4.  It’s a perfect place to demonstrate and model appropriate cell phone use.  If a student is texting someone while I am standing right by them, of course I call them out on it because that is rude.  But prohibiting phones in class is wasting your energy as an instructor.  Students having their phones is the equivalent to them having their arms attached.  And if they’re playing on their phones, I see it as a failure on MY part, not theirs.  If my classes were good enough, they wouldn’t be surfing.

Best thing ever written on one of my course evals?  “Her classes were so great I never played on my phone one single time.”

5.  I am constantly telling my students that they need “internal bullshit detectors” activated at all times.  (If I was K-12 I’d have to think of a different way to say that!)  What better way for them to discern & analyze information in real time?  How are phones different than my students having laptops open all the time?  Same thing.  Same internet.  Same access.  Same critical evaluation skills required.

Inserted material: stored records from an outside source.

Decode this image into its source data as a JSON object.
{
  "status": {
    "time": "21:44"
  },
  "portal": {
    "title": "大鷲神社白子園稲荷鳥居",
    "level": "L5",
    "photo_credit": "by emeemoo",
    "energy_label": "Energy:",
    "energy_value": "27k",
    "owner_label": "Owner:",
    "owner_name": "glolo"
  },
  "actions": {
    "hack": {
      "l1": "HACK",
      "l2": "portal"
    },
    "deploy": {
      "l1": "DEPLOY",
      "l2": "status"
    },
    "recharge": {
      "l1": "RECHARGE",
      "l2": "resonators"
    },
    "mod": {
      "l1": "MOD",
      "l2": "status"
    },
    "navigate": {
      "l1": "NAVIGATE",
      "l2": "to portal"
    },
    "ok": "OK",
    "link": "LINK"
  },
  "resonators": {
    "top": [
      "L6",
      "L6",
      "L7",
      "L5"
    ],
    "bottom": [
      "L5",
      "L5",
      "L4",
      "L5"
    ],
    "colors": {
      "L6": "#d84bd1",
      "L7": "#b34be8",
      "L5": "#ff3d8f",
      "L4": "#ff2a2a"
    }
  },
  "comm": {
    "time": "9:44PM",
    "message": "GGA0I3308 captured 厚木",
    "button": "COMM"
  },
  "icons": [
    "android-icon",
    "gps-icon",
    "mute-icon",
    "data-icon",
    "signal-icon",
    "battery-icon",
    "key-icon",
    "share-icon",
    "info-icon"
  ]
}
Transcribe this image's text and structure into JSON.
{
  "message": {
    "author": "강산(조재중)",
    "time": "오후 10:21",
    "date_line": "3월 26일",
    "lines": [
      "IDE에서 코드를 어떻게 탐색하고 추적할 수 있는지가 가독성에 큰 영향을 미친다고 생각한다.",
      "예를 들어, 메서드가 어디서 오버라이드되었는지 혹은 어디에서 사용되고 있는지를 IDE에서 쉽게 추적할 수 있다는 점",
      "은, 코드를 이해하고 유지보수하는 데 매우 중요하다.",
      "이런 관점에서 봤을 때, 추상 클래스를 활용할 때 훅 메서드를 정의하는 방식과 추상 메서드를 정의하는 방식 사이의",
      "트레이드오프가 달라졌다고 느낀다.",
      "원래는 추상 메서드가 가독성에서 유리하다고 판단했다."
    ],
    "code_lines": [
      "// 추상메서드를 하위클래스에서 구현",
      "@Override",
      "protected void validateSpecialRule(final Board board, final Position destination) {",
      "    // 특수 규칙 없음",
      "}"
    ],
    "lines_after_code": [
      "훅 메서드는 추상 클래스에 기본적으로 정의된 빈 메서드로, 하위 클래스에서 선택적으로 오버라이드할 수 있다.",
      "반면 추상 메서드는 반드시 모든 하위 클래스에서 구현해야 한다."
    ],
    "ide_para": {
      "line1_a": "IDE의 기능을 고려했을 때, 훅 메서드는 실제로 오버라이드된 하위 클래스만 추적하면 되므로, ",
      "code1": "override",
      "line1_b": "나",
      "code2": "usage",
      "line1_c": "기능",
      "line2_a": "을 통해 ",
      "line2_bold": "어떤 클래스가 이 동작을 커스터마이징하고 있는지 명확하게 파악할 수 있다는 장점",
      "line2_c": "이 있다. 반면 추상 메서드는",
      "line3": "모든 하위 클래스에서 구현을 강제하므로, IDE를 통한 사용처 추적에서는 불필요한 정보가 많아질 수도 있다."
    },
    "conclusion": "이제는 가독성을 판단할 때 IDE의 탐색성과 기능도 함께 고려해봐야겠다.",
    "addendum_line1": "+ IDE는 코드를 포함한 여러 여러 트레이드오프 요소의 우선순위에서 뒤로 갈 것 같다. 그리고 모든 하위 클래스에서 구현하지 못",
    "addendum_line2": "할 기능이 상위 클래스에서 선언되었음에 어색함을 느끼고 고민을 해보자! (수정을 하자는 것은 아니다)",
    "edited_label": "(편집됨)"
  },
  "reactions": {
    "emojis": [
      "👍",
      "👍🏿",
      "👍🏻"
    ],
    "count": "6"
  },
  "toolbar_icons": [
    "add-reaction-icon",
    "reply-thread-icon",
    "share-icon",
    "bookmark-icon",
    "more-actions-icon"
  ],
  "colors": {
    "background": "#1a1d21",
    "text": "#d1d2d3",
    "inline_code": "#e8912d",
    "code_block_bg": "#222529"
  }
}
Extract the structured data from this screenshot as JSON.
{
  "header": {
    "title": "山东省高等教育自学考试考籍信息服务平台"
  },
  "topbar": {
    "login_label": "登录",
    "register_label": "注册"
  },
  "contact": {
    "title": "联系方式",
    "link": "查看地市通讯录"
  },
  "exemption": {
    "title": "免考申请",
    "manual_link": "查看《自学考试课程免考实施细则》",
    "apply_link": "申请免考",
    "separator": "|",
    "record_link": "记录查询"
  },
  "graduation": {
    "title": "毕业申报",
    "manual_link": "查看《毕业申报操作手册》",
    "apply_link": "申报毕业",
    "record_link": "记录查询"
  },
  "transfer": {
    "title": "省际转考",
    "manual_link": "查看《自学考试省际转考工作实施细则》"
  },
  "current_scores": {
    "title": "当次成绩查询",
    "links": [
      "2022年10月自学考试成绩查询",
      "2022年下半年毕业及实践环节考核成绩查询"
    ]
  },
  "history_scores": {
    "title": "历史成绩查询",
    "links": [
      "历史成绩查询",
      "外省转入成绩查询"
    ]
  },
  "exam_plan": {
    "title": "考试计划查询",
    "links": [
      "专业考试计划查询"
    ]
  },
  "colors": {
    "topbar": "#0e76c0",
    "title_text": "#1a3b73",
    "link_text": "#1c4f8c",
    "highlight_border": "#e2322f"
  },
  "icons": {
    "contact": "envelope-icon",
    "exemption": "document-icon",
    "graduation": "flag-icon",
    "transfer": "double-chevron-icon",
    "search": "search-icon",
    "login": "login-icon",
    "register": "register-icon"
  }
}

6.  This reason will be seen as a copout.  Regardless of what any teacher says or plans, students have their phones.  I’ve had colleagues say “They’re not allowed to have their phones in class”…but who are they kidding?  Of course the students have their phones.  My philosophy is to stop fighting the battle.  It’s exhausting and only demonstrates a digital disconnect between an instructor and a student.

7.  My students live on Instagram, Snapchat and Twitter.  Although I haven’t mastered the Snapchat Story feature (be very afraid for when I do!)  I encourage them to use these sites to share media examples that they find when we are NOT in class, by using our class hashtag.  Doing this demonstrates the fact that learning happens 24/7, not just within the time and walls of the classroom.  

I’m sure I have other reasons and I’m sure everyone has different situations and scenarios.  But the phones and social media work for ME.  

Ways to use the phones in class:
Twitter discussions using TweetBeam or TwitterFall
Real-time polling like Mentimeter & PollEverywhere
Put QR codes in your syllabus instead of links so they can access info right away
Use Remind to send out messages to students or links to Padlets before class even begins
Use video/audio features to do engagement activities within class
Have students double-check facts in lecture or the book
Follow people on Twitter who are experts in the field, see if they’ll respond to questions
Interactive quiz games like Kahoot (even my college kids flip over Kahoot)
Set up a Today’s Meet site for your class